-- Provided records follows --

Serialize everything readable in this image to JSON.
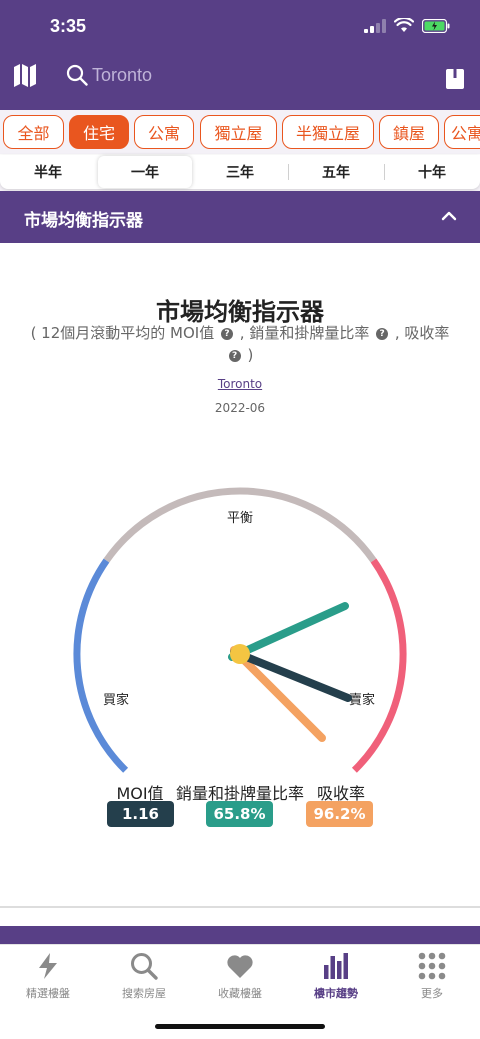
{
  "status": {
    "time": "3:35"
  },
  "search": {
    "placeholder": "Toronto"
  },
  "categories": [
    {
      "label": "全部",
      "active": false
    },
    {
      "label": "住宅",
      "active": true
    },
    {
      "label": "公寓",
      "active": false
    },
    {
      "label": "獨立屋",
      "active": false
    },
    {
      "label": "半獨立屋",
      "active": false
    },
    {
      "label": "鎮屋",
      "active": false
    },
    {
      "label": "公寓",
      "active": false
    }
  ],
  "periods": [
    {
      "label": "半年",
      "active": false
    },
    {
      "label": "一年",
      "active": true
    },
    {
      "label": "三年",
      "active": false
    },
    {
      "label": "五年",
      "active": false
    },
    {
      "label": "十年",
      "active": false
    }
  ],
  "section": {
    "title": "市場均衡指示器"
  },
  "gauge": {
    "title": "市場均衡指示器",
    "subtitle_part1": "( 12個月滾動平均的 MOI值",
    "subtitle_part2": ", 銷量和掛牌量比率",
    "subtitle_part3": ", 吸收率",
    "subtitle_part4": ")",
    "help_glyph": "?",
    "city": "Toronto",
    "date": "2022-06",
    "label_balance": "平衡",
    "label_buyer": "買家",
    "label_seller": "賣家",
    "colors": {
      "buyer": "#5b8ad8",
      "balance": "#c4baba",
      "seller": "#f0607a"
    }
  },
  "legend": [
    {
      "label": "MOI值",
      "value": "1.16",
      "color": "#243f4c"
    },
    {
      "label": "銷量和掛牌量比率",
      "value": "65.8%",
      "color": "#2a9d8a"
    },
    {
      "label": "吸收率",
      "value": "96.2%",
      "color": "#f4a261"
    }
  ],
  "tabbar": [
    {
      "label": "精選樓盤",
      "icon": "lightning-icon",
      "active": false
    },
    {
      "label": "搜索房屋",
      "icon": "search-icon",
      "active": false
    },
    {
      "label": "收藏樓盤",
      "icon": "heart-icon",
      "active": false
    },
    {
      "label": "樓市趨勢",
      "icon": "bar-chart-icon",
      "active": true
    },
    {
      "label": "更多",
      "icon": "grid-dots-icon",
      "active": false
    }
  ]
}
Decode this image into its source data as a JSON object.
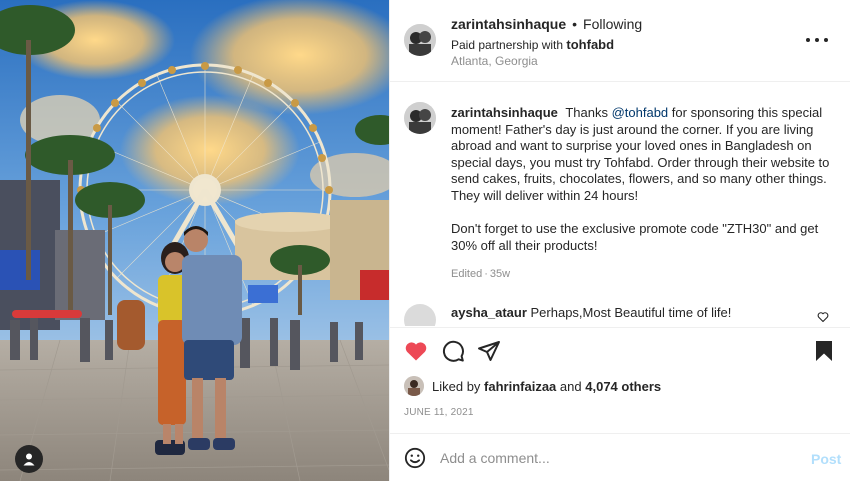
{
  "post": {
    "author": "zarintahsinhaque",
    "follow_status": "Following",
    "partnership_prefix": "Paid partnership with",
    "partner": "tohfabd",
    "location": "Atlanta, Georgia"
  },
  "caption": {
    "username": "zarintahsinhaque",
    "pre_mention": "Thanks",
    "mention": "@tohfabd",
    "paragraph1": "for sponsoring this special moment! Father's day is just around the corner. If you are living abroad and want to surprise your loved ones in Bangladesh on special days, you must try Tohfabd. Order through their website to send cakes, fruits, chocolates, flowers, and so many other things. They will deliver within 24 hours!",
    "paragraph2": "Don't forget to use the exclusive promote code \"ZTH30\" and get 30% off all their products!",
    "status": "Edited",
    "age": "35w"
  },
  "comment": {
    "username": "aysha_ataur",
    "text": "Perhaps,Most Beautiful time of life!"
  },
  "likes": {
    "prefix": "Liked by",
    "user": "fahrinfaizaa",
    "middle": "and",
    "others": "4,074 others"
  },
  "date": "JUNE 11, 2021",
  "add_comment": {
    "placeholder": "Add a comment...",
    "post_label": "Post"
  },
  "icons": {
    "like": "heart-filled-icon",
    "comment": "comment-bubble-icon",
    "share": "paper-plane-icon",
    "save": "bookmark-filled-icon",
    "more": "more-horizontal-icon",
    "emoji": "emoji-smile-icon",
    "tag": "user-tag-icon"
  },
  "colors": {
    "like_red": "#ed4956",
    "link_blue": "#00376b",
    "post_disabled": "#b2dffc",
    "muted": "#8e8e8e"
  }
}
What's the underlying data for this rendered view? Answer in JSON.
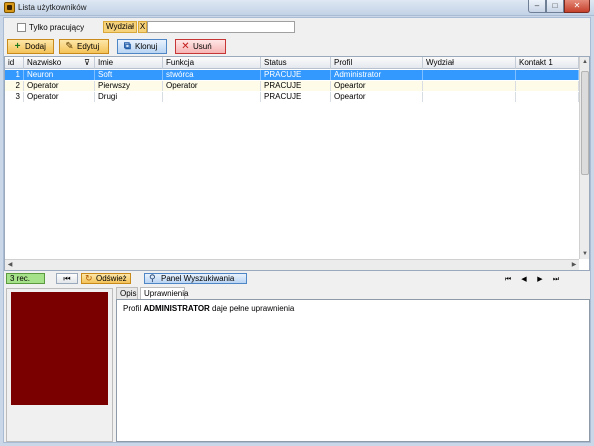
{
  "window": {
    "title": "Lista użytkowników",
    "min": "–",
    "max": "□",
    "close": "✕"
  },
  "filter": {
    "only_working_label": "Tylko pracujący",
    "only_working_checked": false,
    "wydzial_tag": "Wydział",
    "wydzial_clear": "X",
    "value": ""
  },
  "toolbar": {
    "add": "Dodaj",
    "edit": "Edytuj",
    "clone": "Klonuj",
    "delete": "Usuń",
    "add_icon": "plus-icon",
    "edit_icon": "pencil-icon",
    "clone_icon": "clone-icon",
    "delete_icon": "x-icon"
  },
  "grid": {
    "columns": [
      "id",
      "Nazwisko",
      "Imie",
      "Funkcja",
      "Status",
      "Profil",
      "Wydział",
      "Kontakt 1"
    ],
    "rows": [
      [
        "1",
        "Neuron",
        "Soft",
        "stwórca",
        "PRACUJE",
        "Administrator",
        "",
        ""
      ],
      [
        "2",
        "Operator",
        "Pierwszy",
        "Operator",
        "PRACUJE",
        "Opeartor",
        "",
        ""
      ],
      [
        "3",
        "Operator",
        "Drugi",
        "",
        "PRACUJE",
        "Opeartor",
        "",
        ""
      ]
    ],
    "selected_row": 0,
    "sort_icon": "filter-funnel-icon"
  },
  "status": {
    "records": "3 rec.",
    "first_sep": "⏮",
    "refresh": "Odśwież",
    "search_panel": "Panel Wyszukiwania",
    "pager_first": "⏮",
    "pager_prev": "◀",
    "pager_next": "▶",
    "pager_last": "⏭"
  },
  "tabs": [
    "Opis",
    "Uprawnienia"
  ],
  "active_tab": 1,
  "description": {
    "prefix": "Profil ",
    "bold": "ADMINISTRATOR",
    "suffix": " daje pełne uprawnienia"
  },
  "colors": {
    "selection": "#3399ff",
    "photo": "#7a0000",
    "records_badge": "#a6e28a"
  }
}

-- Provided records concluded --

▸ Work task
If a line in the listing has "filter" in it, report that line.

▸ Solution to this exercise
  "filter": {
    "sort_icon": "filter-funnel-icon"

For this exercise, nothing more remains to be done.